"Almost Christmas": Writer-director David E. Talbert explores an extended family's attempts to enjoy the first Thanksgiving following their matriarch's death. Do they eat turkey, or is that just the movie itself?
"Arrival": Amy Adams stars as a linguist whom the army recruits to communicate with extraterrestrials. ET may just want to phone home.
"Shut In": Naomi Watts stars as child psychologist, living a lonely life in New England, who thinks she is being haunted by the ghost of a little boy. No, she doesn't live on Elm Sreet. (Or does she?)
That's the available lineup. I'll update when the local theaters finalize what they plan to screen.
Like all art, movies tend to reflect the cultures from which they spring. In theme, at least. In the case of Ron Howard's adaptation of Dan Brown's novel "Inferno," though, the very style of the film seems to reflect the turbulence that has afflicted the U.S. for the past year or so.
That, at least, is a point I try to argue in a review of "Inferno" that I wrote for Spokane Public Radio:
In the current political sphere, which is mercifully nearing the end of what we’ve comically been referring to as a presidential campaign, a kind of debate strategy has been perfected.
Debate, at least to those of us who learned about the practice in high school, involves taking a specific stand on a given topic. From there you’re obliged to offer logical arguments in support of that stance, to rebut the arguments put forth by the opposition, and then issue a concise summation aimed at convincing those listening that you have constructed the more convincing analysis and conclusion.
Sounds quaint, right? Such polite discourse possesses little, if anything, in common with what goes on in today’s version of political exchange. Instead of traditional debate, what you tend to hear, even from those who are supposed to represent both sides, is denial, obfuscation, misdirection and outright lies.
Now, this is supposed to be a movie review and not a political rant. So, how does all this pertain to the product that Hollywood fills the nation’s movie screens with on a weekly basis? Specifically, how does it apply to “Inferno,” Ron Howard’s adaptation of the Dan Brown bestseller of the same name?
Well, with a third, and more pointed, question: To wit, if you had been hired to tell a tall tale of high implausibility, one filled both with enough red herrings to feed a borough of Beijing and more absurdities than a Samuel Beckett stage play, what style would you adopt? If you were Ron Howard, that style might involve varying blends of, say, denial, obfuscation, misdirection and outright lies.
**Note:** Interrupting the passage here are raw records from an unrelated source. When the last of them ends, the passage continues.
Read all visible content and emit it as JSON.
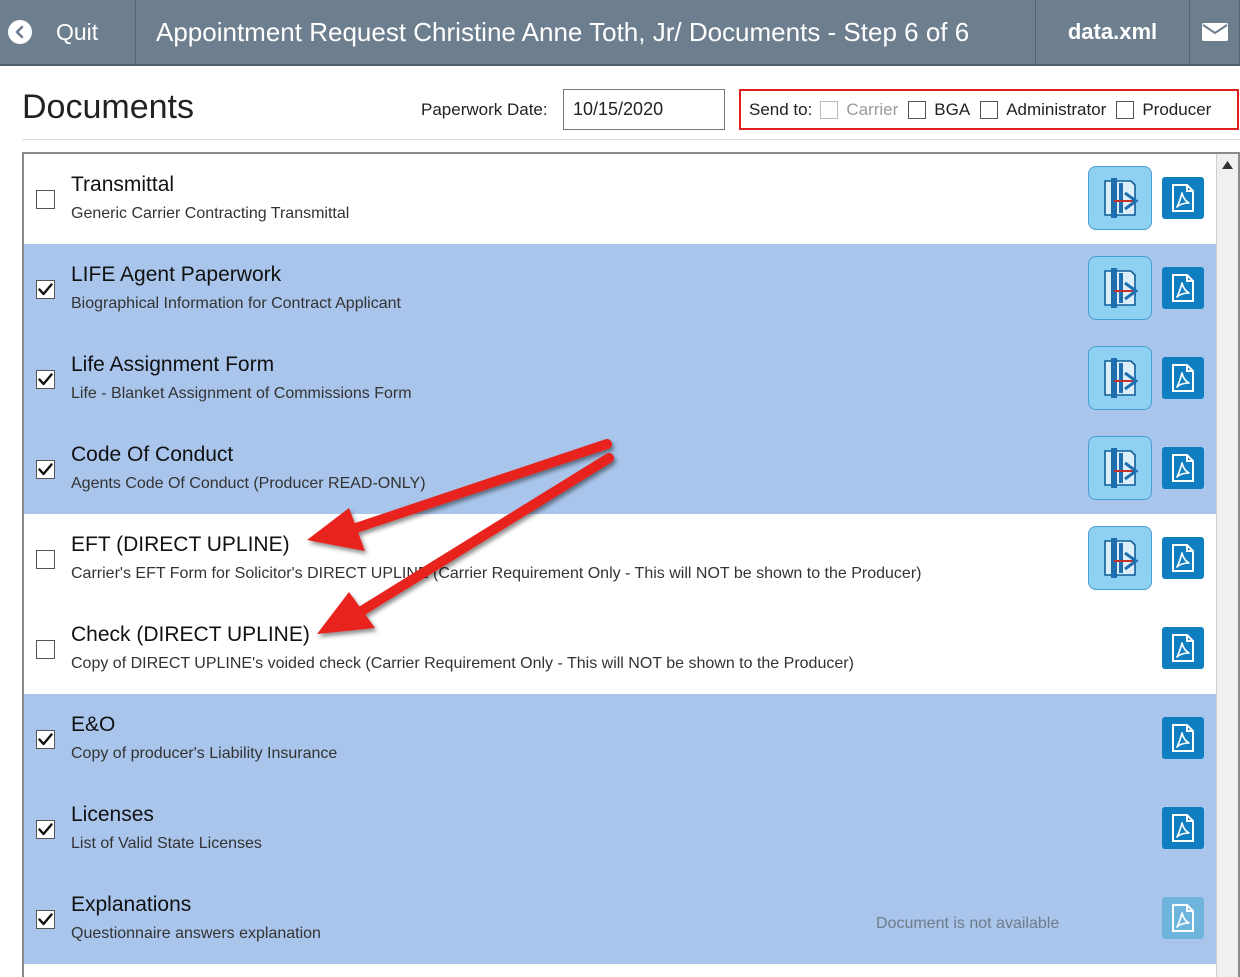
{
  "header": {
    "quit_label": "Quit",
    "title": "Appointment Request Christine Anne Toth, Jr/ Documents - Step 6 of 6",
    "data_xml_label": "data.xml"
  },
  "page": {
    "heading": "Documents",
    "paperwork_date_label": "Paperwork Date:",
    "paperwork_date_value": "10/15/2020"
  },
  "send_to": {
    "label": "Send to:",
    "options": [
      {
        "label": "Carrier",
        "checked": false,
        "disabled": true
      },
      {
        "label": "BGA",
        "checked": false,
        "disabled": false
      },
      {
        "label": "Administrator",
        "checked": false,
        "disabled": false
      },
      {
        "label": "Producer",
        "checked": false,
        "disabled": false
      }
    ]
  },
  "documents": [
    {
      "name": "Transmittal",
      "description": "Generic Carrier Contracting Transmittal",
      "checked": false,
      "editable": true,
      "pdf": true
    },
    {
      "name": "LIFE Agent Paperwork",
      "description": "Biographical Information for Contract Applicant",
      "checked": true,
      "editable": true,
      "pdf": true
    },
    {
      "name": "Life Assignment Form",
      "description": "Life - Blanket Assignment of Commissions Form",
      "checked": true,
      "editable": true,
      "pdf": true
    },
    {
      "name": "Code Of Conduct",
      "description": "Agents Code Of Conduct (Producer READ-ONLY)",
      "checked": true,
      "editable": true,
      "pdf": true
    },
    {
      "name": "EFT (DIRECT UPLINE)",
      "description": "Carrier's EFT Form for Solicitor's DIRECT UPLINE (Carrier Requirement Only - This will NOT be shown to the Producer)",
      "checked": false,
      "editable": true,
      "pdf": true
    },
    {
      "name": "Check (DIRECT UPLINE)",
      "description": "Copy of DIRECT UPLINE's voided check (Carrier Requirement Only - This will NOT be shown to the Producer)",
      "checked": false,
      "editable": false,
      "pdf": true
    },
    {
      "name": "E&O",
      "description": "Copy of producer's Liability Insurance",
      "checked": true,
      "editable": false,
      "pdf": true
    },
    {
      "name": "Licenses",
      "description": "List of Valid State Licenses",
      "checked": true,
      "editable": false,
      "pdf": true
    },
    {
      "name": "Explanations",
      "description": "Questionnaire answers explanation",
      "checked": true,
      "editable": false,
      "pdf": false,
      "status": "Document is not available"
    }
  ],
  "colors": {
    "selected_row": "#a9c5eb",
    "topbar": "#6d7e8f",
    "pdf_button": "#0f7fc2",
    "annotation_arrow": "#e8201b",
    "send_to_border": "#e0201f"
  },
  "icons": {
    "back": "back-circle-icon",
    "mail": "envelope-icon",
    "edit": "form-editor-icon",
    "pdf": "pdf-icon"
  }
}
“Inferno” gives us a familiar Brown protagonist, Robert Langdon, a Harvard professor of religious inconography and – better consult your dictionary here – symbology. Playing Langdon for the third time, Tom Hanks gives his standard everyman performance – though this time he is forced mostly to reel from frame to frame, both because of several blows to Langdon’s head and – not to give too much away – other mind-altering means.
The resulting confusion he experiences is only fitting, since this reflects the filmmaking style that Howard has chosen for, I suspect, a couple of reasons.
One, Howard, who is now 62, may think – mistakenly – that a continually moving camera will make him seem more contemporary. Two, he also apparently thinks that the best way to cover up the deficits of a weak storyline is to immerse Langdon in a crazy mystery that Sherlock Holmes would have trouble figuring out.
That mystery involves, among other things, Dante’s vision of Hell, the plague of overpopulation, a crazed billionaire and his shadowy minions, a virus that threatens to decimate the human race and clues to a puzzle situated in some of the world’s great architectural treasures – Florence’s famous Duomo and Istanbul’s grand museum, the Hagia Sophia.
Howard’s decision to show us these majestic sights is the single treat that his “Inferno” offers. Otherwise, as Shakespeare might say, the film feels like an attempt to dazzle the audience with the kind of sound and fury that, ultimately, signifies nothing.